"Right, so everybody said. Especially Dad, who's kind of on the front lines with me. He was very sorry to see those good times go. But I was glad to have my head back, such as it is." (3.5.112-114; 120-122)
Let's focus on the larger theme of Walter and Patty's relationship here: that Walter knows what's best for Patty better than she does. In this case, it's pretty clearly selfish on his part, being less interested in relieving her depression than he is in removing it from his daily life.
Ubiquitous though depression seemed lately to have become, Joey still found it a little worrisome that the two females who loved him the most were both suffering clinically. Was it just chance? Or did he have some actively baneful effect on women's mental health? In Connie's case, the truth was that her depression was a facet of the same intensity he'd always so much loved in her. On his last night in St. Paul, before returning to Virginia, he sat and watched her probe her skull with her fingertips, as if she were hoping to extract excess feeling from her brain. She said that the reason she'd been weeping at seemingly random moments was that even the smallest bad thoughts were excruciating, and that only bad thoughts, no good ones, were occurring to her. (3.5.127)
It's certainly a valid question. We'd argue that although Joey undoubtedly has a "baneful effect" (in other words, bad) on the women around him, he can't be blamed for causing their depression. That said, the second half of this passage is really heartbreaking, and Joey <em>is</em> at fault for not doing more to help this young woman he supposedly loves.
He threw himself onto the bed and sobbed in a state to which all previous states of existence seemed infinitely preferable. The world was moving ahead, the world was full of winners [...] while Walter was left behind with the dead and dying and forgotten, the endangered species of the world, the nonadaptive... (3.6.324)
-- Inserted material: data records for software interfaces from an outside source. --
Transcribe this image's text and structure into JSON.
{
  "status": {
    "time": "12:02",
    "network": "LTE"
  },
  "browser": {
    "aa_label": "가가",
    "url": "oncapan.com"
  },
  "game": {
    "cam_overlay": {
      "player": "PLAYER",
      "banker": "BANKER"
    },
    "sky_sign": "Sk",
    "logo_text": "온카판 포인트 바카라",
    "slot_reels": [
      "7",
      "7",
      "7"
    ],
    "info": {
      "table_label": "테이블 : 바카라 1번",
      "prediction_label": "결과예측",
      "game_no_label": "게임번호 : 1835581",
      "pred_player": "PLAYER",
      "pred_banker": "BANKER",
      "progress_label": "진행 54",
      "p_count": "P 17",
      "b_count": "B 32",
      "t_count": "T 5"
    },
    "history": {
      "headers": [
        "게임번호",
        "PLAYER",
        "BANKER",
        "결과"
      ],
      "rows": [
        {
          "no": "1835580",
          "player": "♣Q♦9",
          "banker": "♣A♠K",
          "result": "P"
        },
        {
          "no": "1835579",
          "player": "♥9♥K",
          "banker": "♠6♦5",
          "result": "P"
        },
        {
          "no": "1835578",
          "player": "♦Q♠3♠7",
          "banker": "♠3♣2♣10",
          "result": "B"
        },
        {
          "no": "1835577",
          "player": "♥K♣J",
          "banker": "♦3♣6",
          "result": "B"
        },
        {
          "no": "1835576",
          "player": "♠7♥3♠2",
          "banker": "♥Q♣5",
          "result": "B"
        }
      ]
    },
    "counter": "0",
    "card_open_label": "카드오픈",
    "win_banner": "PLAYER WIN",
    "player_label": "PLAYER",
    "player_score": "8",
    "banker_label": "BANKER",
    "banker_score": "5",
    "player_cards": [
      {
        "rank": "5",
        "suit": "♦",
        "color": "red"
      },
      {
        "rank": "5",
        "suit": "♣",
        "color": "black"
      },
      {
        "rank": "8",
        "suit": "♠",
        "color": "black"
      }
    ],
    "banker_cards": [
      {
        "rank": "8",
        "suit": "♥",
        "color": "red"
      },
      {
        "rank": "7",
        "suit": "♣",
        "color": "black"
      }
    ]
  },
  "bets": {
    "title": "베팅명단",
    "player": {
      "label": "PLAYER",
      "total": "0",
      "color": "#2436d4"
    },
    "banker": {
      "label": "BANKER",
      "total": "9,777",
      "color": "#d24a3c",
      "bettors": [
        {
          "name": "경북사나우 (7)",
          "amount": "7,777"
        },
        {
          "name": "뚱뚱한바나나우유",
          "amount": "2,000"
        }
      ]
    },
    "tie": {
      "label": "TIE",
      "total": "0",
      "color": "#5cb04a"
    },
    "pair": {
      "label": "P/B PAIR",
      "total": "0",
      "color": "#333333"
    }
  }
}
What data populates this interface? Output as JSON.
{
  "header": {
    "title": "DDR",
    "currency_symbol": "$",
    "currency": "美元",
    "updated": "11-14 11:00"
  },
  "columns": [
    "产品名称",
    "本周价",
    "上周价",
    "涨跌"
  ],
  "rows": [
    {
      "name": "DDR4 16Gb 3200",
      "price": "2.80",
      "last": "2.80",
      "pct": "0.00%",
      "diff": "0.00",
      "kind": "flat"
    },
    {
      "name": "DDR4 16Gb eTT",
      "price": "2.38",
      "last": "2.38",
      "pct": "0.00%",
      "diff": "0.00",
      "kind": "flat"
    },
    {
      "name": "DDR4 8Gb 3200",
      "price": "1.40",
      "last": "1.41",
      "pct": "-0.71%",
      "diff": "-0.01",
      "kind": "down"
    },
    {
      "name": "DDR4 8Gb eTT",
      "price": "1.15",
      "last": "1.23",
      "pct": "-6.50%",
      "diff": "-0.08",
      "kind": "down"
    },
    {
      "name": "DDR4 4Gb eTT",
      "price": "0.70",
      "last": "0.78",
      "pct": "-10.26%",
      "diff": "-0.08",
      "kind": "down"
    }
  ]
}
This is Walter's first real taste of depression, although it does seem markedly different from any of the other examples in the book. Can you identify what sets it apart?